## Work to complete
From the data below, tally each line that has "Children" in it, then give that tally without comment.

Items from an interface collection
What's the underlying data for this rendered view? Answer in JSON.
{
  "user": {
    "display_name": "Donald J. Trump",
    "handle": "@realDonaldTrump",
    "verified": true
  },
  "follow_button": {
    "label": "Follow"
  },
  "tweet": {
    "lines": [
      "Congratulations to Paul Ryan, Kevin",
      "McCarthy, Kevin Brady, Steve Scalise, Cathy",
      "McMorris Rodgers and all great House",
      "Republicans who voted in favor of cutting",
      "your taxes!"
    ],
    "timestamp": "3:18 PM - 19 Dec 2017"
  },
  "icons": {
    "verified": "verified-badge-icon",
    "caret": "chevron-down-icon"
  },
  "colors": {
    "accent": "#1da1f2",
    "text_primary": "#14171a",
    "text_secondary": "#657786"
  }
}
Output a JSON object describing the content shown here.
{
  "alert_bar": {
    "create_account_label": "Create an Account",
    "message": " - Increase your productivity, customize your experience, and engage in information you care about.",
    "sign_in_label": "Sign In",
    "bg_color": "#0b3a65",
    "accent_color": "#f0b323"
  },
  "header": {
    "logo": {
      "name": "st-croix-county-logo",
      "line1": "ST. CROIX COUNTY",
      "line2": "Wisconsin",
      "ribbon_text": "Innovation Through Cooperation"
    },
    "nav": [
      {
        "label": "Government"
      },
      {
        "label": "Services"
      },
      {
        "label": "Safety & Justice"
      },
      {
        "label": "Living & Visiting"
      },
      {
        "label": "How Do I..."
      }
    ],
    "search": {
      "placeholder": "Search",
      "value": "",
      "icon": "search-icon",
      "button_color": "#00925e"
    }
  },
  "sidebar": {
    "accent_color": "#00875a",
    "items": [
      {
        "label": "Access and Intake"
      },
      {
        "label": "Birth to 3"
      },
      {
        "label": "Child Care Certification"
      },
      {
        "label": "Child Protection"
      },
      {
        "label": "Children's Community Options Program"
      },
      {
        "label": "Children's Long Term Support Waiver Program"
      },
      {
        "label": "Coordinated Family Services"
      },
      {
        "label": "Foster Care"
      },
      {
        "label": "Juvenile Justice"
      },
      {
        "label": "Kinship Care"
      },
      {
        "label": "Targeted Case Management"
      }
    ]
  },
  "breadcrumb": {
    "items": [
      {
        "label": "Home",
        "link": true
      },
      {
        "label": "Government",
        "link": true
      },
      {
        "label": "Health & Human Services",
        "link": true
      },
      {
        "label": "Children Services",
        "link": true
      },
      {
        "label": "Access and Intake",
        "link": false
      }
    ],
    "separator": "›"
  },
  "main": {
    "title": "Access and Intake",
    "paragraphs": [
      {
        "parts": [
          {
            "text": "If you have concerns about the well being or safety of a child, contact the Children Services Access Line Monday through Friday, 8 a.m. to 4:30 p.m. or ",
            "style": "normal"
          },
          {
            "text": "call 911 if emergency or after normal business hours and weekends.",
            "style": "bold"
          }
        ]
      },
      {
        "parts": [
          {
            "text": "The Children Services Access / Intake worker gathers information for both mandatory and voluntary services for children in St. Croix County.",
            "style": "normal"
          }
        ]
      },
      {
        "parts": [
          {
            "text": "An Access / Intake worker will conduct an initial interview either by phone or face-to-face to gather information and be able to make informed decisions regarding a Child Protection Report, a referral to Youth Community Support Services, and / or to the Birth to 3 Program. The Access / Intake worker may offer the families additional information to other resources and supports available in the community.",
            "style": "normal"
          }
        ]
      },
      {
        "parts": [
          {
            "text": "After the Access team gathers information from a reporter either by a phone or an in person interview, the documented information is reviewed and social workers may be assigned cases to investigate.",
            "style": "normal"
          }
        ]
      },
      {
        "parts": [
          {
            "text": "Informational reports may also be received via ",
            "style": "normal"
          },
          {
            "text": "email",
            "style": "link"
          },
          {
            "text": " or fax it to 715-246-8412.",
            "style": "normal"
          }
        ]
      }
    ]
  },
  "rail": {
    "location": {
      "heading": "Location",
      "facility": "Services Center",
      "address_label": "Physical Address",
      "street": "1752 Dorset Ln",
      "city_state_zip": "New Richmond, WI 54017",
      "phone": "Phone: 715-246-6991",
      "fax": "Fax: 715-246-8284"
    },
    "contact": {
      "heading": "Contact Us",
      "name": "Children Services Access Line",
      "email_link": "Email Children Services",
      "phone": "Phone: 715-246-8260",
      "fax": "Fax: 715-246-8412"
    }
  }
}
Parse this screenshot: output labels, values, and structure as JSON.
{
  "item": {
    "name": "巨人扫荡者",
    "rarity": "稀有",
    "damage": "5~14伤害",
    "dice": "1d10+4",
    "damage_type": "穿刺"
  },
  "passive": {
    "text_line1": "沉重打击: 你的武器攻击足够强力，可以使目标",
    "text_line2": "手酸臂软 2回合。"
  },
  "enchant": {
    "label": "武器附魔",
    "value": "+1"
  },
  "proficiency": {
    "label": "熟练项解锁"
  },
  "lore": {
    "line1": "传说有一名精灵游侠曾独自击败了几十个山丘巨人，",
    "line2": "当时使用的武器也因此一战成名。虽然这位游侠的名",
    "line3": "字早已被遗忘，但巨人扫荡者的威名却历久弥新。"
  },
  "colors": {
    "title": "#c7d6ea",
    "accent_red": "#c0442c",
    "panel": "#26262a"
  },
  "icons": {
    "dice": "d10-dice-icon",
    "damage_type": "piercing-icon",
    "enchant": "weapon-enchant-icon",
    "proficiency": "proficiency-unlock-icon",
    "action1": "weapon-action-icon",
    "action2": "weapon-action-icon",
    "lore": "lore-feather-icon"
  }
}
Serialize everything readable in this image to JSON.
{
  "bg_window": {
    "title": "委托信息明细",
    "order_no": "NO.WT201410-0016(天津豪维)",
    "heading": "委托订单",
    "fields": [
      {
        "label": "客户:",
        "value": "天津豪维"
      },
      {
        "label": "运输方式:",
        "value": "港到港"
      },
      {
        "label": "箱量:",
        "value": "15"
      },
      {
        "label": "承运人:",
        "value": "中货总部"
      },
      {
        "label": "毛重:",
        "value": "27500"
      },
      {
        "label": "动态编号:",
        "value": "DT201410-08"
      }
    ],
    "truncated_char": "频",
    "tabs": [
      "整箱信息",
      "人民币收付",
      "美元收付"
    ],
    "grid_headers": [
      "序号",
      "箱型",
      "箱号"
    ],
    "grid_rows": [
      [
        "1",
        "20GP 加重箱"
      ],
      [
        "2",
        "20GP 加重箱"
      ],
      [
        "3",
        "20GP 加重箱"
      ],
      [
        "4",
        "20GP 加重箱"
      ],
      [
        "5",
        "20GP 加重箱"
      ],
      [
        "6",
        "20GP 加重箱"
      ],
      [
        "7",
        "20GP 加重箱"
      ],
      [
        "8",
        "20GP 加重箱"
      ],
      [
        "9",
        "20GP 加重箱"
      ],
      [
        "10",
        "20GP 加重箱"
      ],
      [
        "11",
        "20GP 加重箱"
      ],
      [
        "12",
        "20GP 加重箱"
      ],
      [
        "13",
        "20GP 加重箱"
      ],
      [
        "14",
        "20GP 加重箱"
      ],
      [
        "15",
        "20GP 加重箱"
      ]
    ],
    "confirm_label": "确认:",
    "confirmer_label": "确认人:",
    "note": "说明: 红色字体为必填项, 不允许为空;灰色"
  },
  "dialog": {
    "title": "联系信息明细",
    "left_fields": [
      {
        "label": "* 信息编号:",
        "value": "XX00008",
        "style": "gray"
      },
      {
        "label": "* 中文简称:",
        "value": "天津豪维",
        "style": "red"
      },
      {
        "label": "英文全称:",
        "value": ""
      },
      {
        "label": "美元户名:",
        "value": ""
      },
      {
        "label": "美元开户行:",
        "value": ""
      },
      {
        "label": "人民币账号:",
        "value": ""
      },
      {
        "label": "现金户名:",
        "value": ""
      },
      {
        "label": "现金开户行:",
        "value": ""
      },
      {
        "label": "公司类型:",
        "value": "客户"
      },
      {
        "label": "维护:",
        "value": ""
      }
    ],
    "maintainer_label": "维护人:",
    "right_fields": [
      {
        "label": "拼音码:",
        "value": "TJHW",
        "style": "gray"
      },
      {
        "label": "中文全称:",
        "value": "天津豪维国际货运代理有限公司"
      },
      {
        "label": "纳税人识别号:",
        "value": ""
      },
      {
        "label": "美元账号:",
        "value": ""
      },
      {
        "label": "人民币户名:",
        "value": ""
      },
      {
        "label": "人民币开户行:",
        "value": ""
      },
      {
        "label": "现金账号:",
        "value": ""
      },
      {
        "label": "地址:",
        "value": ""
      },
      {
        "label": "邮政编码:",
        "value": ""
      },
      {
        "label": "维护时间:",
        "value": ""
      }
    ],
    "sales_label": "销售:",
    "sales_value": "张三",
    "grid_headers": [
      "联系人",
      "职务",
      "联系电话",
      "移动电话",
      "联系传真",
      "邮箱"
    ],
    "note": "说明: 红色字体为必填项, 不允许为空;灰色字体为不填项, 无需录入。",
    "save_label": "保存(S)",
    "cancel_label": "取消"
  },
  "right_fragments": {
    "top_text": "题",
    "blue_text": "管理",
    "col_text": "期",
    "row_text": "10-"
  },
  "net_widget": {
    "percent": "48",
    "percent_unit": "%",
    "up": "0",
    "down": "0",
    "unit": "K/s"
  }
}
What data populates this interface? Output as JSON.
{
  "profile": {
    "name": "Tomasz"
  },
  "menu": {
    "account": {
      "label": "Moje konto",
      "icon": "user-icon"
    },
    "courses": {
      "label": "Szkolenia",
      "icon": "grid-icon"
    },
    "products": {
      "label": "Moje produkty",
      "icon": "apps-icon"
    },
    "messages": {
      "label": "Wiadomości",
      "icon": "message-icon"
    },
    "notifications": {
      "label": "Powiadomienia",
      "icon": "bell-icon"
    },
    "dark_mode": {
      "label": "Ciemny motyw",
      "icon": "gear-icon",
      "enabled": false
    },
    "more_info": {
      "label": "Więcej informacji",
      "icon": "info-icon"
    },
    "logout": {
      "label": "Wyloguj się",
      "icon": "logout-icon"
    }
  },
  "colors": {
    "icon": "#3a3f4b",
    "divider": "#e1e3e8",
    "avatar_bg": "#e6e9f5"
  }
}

## Solution
7